Torah.org Home Subscribe Services Support Us
  LifeLine
Print Version

Email this article to a friend

Yom Kippur

by Rabbi Yaakov Menken

Dedicated in memory of Naftoli ben Binyamin Shmuel

As I sit writing this, it seems that the entire U.S. is gripped by the question of one man's guilt or innocence (I assume that most international readers are only more casually aware of "OJ fever"). For some reason, we seem far more worried about OJ Simpson than... ourselves. Each of us should feel, right now, like OJ - knowing that there is judgement, knowing that we have been judged, and not knowing the verdict.

And shouldn't we be worried? We have no Dream Team of lawyers - and nothing can sway the Judge and Jury from full knowledge of the facts. And what are those facts...

When Rabbi Zushya was dying, his students and friends discovered that he was very worried about his Day of Judgement. They attempted to comfort him, telling him that he did great things during his lifetime - and why was he worried about being as great as Moses? "No," he replied, "I'm not worried about trying to be like Moses. No one will ask me why I wasn't Moses. They will ask me why I wasn't Zushya!"

All we are asked to do is to meet our potential! The Jewish philosophers speak of life as a series of little (and big) tests - and we are never given a test that we cannot pass. Inevitably, we reach this point, look back over the year... and we've not performed. How many times have we failed? The lesson of Yom Kippur is that there really is no such thing as a "good Jew." We can only try.

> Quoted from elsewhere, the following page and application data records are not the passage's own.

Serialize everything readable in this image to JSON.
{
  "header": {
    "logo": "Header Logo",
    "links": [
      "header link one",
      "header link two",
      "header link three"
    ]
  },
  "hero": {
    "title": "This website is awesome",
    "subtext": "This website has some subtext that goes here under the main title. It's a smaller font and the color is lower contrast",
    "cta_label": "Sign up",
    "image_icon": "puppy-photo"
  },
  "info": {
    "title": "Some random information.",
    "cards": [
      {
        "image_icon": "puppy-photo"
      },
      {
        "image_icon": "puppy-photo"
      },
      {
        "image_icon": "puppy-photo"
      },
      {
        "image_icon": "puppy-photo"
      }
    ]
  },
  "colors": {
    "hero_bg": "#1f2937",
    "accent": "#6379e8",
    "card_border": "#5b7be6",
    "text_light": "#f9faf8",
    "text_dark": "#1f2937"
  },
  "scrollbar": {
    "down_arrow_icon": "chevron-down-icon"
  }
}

Why, then, are we not worried? First and foremost, because we do not realize what's really happening. But beyond that, we also know that G-d is slow to anger, and very forgiving - especially on Yom Kippur. The power of Yom Kippur is so great that Rebbe Yehudah HaNasi, author of the Mishna, even suggested that this day atones for all but the severest of sins... even if the person does not repent! [See Talmud Shavuous 13a]

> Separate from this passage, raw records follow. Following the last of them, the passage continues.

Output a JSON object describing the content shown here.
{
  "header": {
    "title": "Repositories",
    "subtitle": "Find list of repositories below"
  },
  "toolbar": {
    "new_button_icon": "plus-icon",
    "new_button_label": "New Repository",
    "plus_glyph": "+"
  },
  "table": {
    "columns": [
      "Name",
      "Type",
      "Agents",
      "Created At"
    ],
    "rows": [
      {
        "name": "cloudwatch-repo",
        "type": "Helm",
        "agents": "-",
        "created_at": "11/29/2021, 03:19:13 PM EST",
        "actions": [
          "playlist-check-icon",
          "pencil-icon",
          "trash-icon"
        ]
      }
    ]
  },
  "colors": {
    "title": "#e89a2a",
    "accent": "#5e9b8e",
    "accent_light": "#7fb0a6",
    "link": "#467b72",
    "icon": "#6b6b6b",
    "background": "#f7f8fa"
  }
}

So we go to synagogue, knowing that we are judged, but also knowing that if we do commit ourselves to changing, to growing, to doing better - then Yom Kippur will not be a day of condemnation, but one of cleansing and renewal, sending us back out into the world refreshed, strengthened, and ready to try just a bit harder in the year ahead.


Text Copyright © 1995 Rabbi Yaakov Menken and Project Genesis, Inc.

The author is the Director of Project Genesis.


 






ARTICLES ON LECH LECHA:

View Complete List

"Steps" in the Right Direction
Rabbi Pinchas Winston - 5758

Reaching for Perfection
Rabbi Eliyahu Hoffmann - 5761

Avraham Foreshadowed Self-Sacrifice To Make Aliyah
- 5768

Looking for a Chavrusah?

Abraham's Dwelling
Rabbi Berel Wein - 5765

Emunah: Keeping the Faith
Rabbi Osher Chaim Levene - 5768

Uniquely Human
Rabbi Aron Tendler - 5762

ArtScroll

He Thinks Highly of You
Rabbi Pinchas Winston - 5775

I 'Na' Know...
Rabbi Yisroel Ciner - 5761

Long Distance Call
Rabbi Mordechai Kamenetzky - 5761

> Lot’s and Lots of Opportunities
Rabbi Label Lam - 5774

The Moral of the Story
Shlomo Katz - 5768

“You Can Take the Girl out of Hicksville, but...”
Jon Erlbaum -

Frumster - Orthodox Jewish Dating

Rabbi Frand on Parshas Lech Lecha
Rabbi Yissocher Frand - 5767

Take the Initiative!
Shlomo Katz - 5774

I Lift My Hands
Rabbi Yisroel Ciner - 5762

Enduring Lesson
Rabbi Eliyahu Hoffmann - 5759



Project Genesis

Torah.org Home


Torah Portion

Jewish Law

Ethics

Texts

Learn the Basics

Seasons

Features

TORAHAUDIO

Ask The Rabbi

Knowledge Base




Help

About Us

Contact Us



Free Book on Geulah!




Torah.org Home
Torah.org HomeCapalon.com Copyright Information